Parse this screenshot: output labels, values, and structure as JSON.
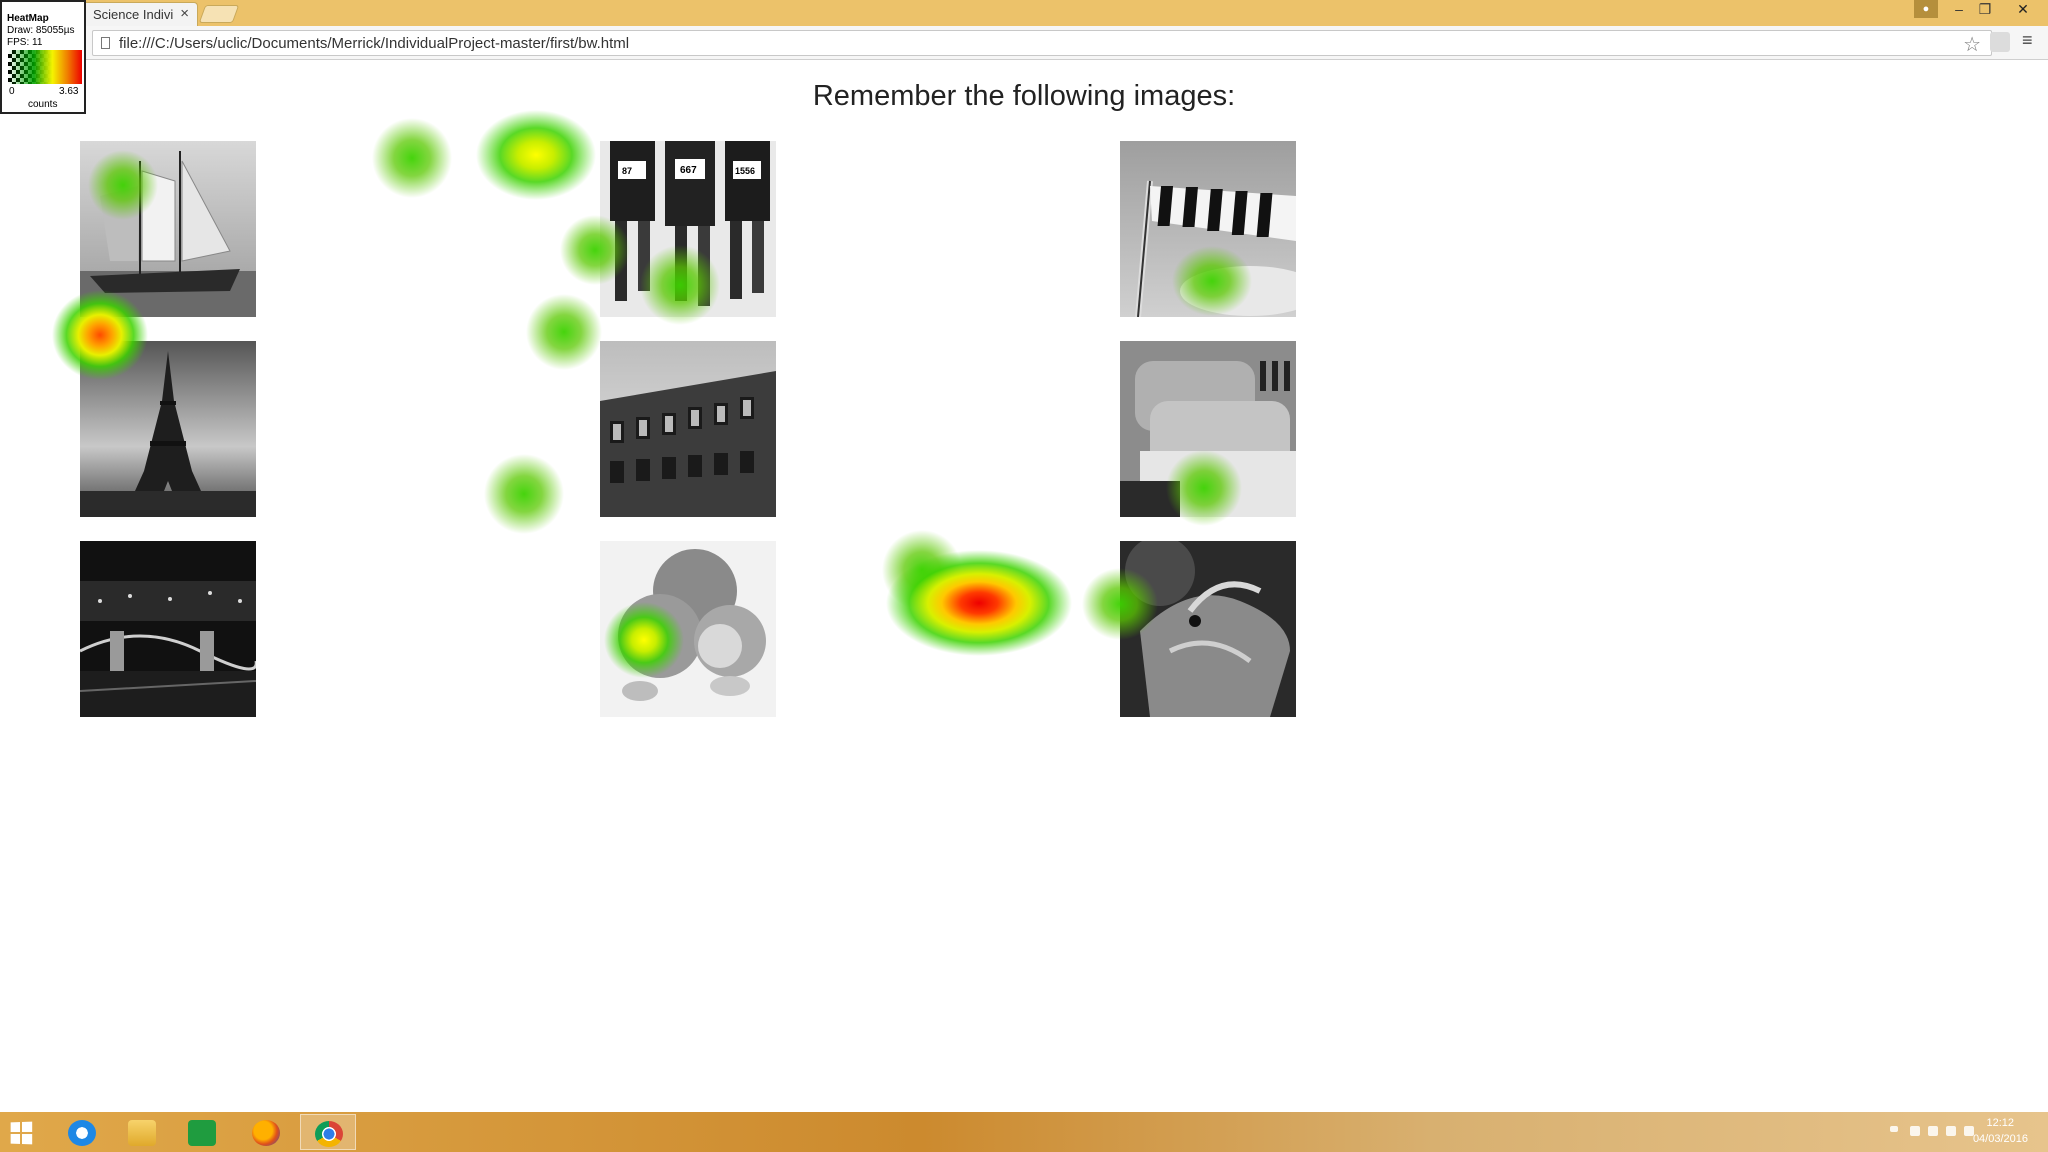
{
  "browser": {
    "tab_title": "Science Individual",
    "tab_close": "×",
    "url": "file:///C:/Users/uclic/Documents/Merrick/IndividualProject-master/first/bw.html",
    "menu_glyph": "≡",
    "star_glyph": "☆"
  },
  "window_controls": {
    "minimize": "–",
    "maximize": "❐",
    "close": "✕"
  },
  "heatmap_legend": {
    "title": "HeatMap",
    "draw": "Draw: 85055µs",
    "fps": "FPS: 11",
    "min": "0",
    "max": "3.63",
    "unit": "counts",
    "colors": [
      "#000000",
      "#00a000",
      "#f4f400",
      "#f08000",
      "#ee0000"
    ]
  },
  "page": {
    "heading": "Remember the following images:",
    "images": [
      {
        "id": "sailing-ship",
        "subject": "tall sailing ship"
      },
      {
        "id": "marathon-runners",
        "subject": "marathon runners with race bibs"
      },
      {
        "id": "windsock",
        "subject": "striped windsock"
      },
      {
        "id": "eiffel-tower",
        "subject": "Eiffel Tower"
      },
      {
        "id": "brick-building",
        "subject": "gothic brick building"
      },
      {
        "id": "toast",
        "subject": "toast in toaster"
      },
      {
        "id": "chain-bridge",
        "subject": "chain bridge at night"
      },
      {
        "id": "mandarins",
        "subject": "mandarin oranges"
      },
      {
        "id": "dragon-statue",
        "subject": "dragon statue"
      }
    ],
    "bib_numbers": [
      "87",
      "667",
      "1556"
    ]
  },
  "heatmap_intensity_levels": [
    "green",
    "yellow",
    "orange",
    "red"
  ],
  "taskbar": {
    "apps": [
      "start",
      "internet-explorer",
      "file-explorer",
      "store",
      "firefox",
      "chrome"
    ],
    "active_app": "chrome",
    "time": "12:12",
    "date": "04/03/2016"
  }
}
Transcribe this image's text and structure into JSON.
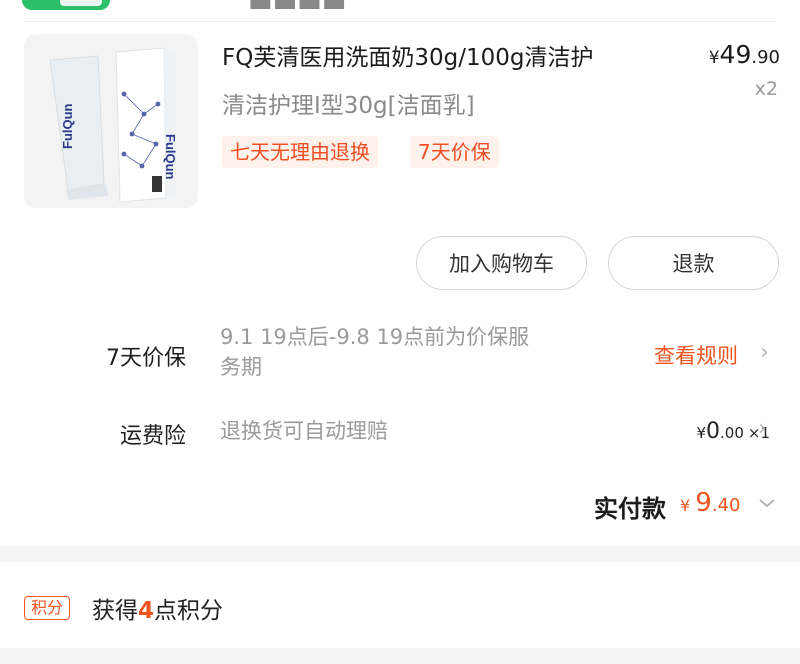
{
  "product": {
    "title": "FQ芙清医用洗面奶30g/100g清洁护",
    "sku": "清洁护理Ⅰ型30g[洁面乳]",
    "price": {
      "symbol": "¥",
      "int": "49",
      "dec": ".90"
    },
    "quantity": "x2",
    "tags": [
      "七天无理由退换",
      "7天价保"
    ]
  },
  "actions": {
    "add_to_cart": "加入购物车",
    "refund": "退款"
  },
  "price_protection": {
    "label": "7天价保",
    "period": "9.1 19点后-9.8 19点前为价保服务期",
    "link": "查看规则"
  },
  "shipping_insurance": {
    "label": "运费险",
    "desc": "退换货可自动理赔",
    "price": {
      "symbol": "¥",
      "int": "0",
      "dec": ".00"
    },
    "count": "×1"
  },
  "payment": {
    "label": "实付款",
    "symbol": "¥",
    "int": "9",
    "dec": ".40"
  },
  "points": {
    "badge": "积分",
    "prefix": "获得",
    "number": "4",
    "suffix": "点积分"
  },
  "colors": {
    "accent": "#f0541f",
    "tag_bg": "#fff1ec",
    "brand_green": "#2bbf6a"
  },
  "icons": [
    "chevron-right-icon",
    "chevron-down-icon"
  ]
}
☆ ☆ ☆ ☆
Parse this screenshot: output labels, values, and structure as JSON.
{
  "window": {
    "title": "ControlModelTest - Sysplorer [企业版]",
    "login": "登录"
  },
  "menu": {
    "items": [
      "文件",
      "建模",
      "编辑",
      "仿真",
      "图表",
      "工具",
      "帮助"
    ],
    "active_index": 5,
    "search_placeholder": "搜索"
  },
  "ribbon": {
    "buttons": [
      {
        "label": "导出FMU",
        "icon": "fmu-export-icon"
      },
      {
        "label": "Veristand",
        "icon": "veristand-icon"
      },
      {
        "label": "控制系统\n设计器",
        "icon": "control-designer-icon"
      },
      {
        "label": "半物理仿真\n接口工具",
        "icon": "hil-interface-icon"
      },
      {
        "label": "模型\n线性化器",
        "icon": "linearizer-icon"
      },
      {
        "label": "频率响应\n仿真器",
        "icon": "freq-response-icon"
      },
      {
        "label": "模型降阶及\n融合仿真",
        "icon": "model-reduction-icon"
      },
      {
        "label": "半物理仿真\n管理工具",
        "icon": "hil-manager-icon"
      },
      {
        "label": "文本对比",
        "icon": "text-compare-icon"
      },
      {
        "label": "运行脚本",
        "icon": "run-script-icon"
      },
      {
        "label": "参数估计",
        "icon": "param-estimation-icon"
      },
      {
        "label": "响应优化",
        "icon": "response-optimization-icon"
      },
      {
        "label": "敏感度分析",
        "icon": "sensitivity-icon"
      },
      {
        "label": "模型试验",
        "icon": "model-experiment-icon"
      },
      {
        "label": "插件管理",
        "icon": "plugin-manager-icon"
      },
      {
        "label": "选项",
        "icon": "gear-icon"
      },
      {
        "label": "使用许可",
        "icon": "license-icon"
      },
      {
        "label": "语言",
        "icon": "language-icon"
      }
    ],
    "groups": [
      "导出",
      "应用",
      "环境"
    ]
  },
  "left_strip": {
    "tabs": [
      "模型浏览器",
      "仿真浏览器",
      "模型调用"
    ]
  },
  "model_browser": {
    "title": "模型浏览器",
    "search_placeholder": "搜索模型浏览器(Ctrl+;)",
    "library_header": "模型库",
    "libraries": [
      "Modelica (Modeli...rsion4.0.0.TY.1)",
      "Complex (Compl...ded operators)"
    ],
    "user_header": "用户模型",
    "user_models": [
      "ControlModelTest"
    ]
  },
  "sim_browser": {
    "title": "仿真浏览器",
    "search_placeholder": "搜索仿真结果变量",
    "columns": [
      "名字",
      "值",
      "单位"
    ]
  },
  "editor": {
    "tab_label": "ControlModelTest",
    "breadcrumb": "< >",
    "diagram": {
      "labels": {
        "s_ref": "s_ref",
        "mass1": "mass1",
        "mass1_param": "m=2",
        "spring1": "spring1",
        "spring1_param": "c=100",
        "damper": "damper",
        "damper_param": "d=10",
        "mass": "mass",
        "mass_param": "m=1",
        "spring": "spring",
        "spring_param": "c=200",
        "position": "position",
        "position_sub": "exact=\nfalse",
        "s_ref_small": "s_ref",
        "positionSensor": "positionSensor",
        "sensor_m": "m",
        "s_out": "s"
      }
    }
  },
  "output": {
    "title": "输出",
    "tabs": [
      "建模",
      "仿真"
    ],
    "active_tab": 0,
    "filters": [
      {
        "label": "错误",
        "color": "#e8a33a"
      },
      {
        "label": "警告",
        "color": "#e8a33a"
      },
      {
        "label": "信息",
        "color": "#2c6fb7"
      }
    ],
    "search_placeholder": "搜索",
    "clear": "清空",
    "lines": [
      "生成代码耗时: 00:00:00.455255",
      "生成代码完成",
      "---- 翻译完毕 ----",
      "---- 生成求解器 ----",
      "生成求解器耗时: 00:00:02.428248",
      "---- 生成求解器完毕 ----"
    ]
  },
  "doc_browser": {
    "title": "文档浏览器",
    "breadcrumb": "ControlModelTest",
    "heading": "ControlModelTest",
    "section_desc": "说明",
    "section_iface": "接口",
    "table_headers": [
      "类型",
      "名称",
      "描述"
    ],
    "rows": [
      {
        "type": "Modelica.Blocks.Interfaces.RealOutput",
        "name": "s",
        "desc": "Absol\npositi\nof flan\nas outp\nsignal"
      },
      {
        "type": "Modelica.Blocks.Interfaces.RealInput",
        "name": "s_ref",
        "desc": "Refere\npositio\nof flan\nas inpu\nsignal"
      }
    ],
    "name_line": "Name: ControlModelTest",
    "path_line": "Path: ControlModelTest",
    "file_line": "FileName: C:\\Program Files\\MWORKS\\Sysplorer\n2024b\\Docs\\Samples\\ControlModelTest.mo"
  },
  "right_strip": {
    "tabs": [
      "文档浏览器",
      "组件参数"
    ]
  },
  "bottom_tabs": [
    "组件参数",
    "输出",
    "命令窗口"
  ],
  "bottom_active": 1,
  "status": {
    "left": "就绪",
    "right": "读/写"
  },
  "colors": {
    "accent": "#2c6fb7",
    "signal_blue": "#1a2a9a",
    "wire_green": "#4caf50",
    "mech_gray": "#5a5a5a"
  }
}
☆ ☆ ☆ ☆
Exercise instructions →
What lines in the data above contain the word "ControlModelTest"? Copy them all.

Answer to this exercise →
    "title": "ControlModelTest - Sysplorer [企业版]",
      "ControlModelTest"
    "tab_label": "ControlModelTest",
    "breadcrumb": "ControlModelTest",
    "heading": "ControlModelTest",
    "name_line": "Name: ControlModelTest",
    "path_line": "Path: ControlModelTest",
    "file_line": "FileName: C:\\Program Files\\MWORKS\\Sysplorer\n2024b\\Docs\\Samples\\ControlModelTest.mo"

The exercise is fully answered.